Illinois House panel to investigate Speaker Michael Madigan

House Speaker Mike Madigan

An Illinois House panel convened at the request of Republicans will investigate Speaker Michael Madigan, a long-serving Democrat who has been implicated in a federal bribery investigation, legislative leaders announced Wednesday.

Republicans filed paperwork to form the bipartisan committee earlier this week, a move that comes nearly two months after federal prosecutors named the Democrat by title in a criminal investigation on ComEd. The utility company has acknowledged engaging in bribery from 2011 to 2019 in the Capitol.

Such an investigative committee, which has been convened two other times since 2012, can recommend discipline, including expulsion, under the Illinois Constitution. Ousting a legislator requires 79 votes of the 118-member House.

The committee will have three Republicans and three Democrats.

“Given the facts admitted by ComEd for its nine-year-long scheme to bribe Speaker Madigan, the Illinois House of Representatives must do its job and conduct a thorough investigation,” House Republican Leader Jim Durkin said in a statement.

Republicans and some Democrats want Madigan, the nation’s longest-serving House speaker, to step down. Gov. J.B. Pritzker, a Democrat, has said Madigan “must resign” if the allegations are true.

Madigan, who hasn’t been charged, has said he won’t resign and has done nothing wrong. He maintained Wednesday that he’s “never made a legislative decision with improper motives.”′

In a scathing statement blasting Republicans, Madigan said he would recuse himself from the committee and called it politically motivated.

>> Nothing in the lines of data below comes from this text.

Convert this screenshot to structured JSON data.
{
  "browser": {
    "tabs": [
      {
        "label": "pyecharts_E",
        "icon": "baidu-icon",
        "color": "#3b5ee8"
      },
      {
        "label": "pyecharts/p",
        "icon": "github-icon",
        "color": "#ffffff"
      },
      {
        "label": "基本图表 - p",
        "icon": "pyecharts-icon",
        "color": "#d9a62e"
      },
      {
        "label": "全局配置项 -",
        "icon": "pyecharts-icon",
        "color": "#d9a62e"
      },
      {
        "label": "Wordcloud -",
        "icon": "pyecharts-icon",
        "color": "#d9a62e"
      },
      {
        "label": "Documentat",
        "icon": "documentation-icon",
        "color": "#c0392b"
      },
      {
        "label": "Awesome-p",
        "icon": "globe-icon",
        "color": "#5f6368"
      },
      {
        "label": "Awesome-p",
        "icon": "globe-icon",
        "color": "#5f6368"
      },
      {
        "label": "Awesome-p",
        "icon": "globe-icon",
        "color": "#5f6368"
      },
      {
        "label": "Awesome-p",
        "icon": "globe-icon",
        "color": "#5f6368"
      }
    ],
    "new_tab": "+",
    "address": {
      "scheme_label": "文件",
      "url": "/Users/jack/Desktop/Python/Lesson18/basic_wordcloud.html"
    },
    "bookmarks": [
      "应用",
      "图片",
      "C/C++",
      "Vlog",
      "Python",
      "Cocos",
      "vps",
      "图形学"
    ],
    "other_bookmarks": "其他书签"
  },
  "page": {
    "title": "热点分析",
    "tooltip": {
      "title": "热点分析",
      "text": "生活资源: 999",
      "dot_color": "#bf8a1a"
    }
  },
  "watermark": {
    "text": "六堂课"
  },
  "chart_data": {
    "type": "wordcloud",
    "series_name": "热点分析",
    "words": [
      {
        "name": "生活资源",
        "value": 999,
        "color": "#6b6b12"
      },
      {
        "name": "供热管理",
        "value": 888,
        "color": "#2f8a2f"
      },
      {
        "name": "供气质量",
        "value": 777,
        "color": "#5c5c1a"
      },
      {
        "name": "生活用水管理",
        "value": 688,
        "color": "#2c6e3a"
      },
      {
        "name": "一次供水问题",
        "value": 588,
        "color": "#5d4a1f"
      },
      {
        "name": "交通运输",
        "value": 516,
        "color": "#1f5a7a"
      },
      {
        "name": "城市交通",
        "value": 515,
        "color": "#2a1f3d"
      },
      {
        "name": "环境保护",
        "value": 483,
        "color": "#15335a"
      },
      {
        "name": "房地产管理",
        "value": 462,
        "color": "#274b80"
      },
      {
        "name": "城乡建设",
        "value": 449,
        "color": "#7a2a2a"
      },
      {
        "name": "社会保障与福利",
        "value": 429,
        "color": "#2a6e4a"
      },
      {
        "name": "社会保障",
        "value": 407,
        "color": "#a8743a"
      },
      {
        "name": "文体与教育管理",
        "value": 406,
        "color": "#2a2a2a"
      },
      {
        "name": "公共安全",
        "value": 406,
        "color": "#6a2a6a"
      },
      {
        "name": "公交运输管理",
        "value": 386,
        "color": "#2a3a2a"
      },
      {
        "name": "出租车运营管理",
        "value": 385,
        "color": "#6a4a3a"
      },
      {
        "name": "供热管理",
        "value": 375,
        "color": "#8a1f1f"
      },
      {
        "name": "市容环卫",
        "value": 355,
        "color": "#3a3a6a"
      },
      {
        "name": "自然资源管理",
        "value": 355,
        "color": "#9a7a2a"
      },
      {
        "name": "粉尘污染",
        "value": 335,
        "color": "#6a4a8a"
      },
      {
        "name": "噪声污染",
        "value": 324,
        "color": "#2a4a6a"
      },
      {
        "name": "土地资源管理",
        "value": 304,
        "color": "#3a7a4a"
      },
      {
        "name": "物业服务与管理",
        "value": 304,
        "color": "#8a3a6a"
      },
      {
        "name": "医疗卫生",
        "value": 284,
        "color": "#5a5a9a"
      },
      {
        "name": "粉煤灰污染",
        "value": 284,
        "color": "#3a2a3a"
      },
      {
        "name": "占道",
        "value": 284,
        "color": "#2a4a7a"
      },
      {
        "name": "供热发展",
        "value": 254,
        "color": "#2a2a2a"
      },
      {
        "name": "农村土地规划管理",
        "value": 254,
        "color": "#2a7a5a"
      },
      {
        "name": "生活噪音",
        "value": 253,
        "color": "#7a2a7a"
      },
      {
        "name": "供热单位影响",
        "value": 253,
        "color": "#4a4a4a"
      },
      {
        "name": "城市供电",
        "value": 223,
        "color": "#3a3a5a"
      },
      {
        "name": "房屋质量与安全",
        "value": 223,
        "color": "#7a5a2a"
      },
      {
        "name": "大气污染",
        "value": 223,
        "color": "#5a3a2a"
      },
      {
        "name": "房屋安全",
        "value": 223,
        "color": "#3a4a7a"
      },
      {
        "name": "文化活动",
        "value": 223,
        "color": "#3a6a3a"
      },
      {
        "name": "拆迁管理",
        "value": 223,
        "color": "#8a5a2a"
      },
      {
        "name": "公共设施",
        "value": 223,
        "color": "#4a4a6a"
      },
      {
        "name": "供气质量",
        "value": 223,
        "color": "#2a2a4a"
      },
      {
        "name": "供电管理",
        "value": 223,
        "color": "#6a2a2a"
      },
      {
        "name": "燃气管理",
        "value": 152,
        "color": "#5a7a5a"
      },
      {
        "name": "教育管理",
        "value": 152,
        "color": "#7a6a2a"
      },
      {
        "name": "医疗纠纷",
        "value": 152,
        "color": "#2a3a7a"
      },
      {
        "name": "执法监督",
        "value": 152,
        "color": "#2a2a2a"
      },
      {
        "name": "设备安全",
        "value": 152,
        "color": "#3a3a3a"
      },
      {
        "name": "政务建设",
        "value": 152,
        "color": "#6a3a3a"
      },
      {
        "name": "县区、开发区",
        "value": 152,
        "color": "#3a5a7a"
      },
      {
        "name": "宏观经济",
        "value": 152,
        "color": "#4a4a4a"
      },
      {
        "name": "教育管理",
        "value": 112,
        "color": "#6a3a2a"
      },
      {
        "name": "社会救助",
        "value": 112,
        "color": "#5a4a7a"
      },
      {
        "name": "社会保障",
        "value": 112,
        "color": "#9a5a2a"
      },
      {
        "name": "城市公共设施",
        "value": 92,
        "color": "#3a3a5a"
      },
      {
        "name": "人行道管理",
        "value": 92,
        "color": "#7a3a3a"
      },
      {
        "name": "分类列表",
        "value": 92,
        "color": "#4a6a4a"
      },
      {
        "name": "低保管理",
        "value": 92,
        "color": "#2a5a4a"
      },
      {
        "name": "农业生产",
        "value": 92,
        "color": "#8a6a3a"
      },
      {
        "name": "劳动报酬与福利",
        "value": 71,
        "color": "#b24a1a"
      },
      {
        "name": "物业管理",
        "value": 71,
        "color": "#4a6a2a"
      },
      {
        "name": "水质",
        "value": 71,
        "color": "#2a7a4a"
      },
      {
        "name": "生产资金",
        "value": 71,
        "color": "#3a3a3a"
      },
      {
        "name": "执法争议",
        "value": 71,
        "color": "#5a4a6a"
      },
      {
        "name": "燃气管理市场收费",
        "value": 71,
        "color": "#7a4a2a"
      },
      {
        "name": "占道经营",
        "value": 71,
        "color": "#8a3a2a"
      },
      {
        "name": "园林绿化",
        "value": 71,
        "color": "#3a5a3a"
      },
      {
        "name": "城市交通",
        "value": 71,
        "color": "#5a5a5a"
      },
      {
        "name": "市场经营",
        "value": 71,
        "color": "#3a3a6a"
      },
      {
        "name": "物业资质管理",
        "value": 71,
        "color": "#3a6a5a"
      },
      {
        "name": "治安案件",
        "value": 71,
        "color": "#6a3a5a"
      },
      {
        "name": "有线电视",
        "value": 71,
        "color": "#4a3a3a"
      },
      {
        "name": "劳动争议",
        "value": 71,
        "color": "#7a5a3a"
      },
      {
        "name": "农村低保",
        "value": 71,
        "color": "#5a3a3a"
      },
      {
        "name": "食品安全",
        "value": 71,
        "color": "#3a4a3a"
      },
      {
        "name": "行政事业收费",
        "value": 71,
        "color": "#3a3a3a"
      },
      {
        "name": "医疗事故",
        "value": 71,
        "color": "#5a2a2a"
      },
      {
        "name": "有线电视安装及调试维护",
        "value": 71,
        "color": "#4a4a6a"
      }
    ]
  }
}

“The request by Rep. Durkin and his members is a political stunt only months away from one of the most consequential elections of our lifetimes,” Madigan said, adding that he couldn’t “identify one thing Rep. Durkin and the Illinois Republican Party have done to help Illinois residents struggling from a global pandemic and a weakened economy.”

Federal prosecutors said ComEd agreed to pay $200 million to resolve a criminal investigation. They said the company arranged for jobs and vendor subcontracts “for various associates of a high-level elected official” who was identified in other court filings as the speaker.

Prosecutors agreed to defer prosecution while ComEd cooperates with an ongoing investigation.

Pritzker called the formation of the committee “an extraordinarily important endeavor.”

“There are questions that need to be answered by the speaker,” he told reporters at an unrelated news conference. “Perhaps the creation of this legislative committee will actually get some of those answers.”

A House investigative committee has been formed twice in recent years.

In November 2019, former state Rep. Luis Arroyo, who has pleaded not guilty to bribery allegations, resigned hours before the committee was scheduled to meet. An investigative committee recommended expelling former Rep. Derrick Smith in 2012, which the full House supported. He had been charged with taking a bribe and was later sentenced to five months in prison.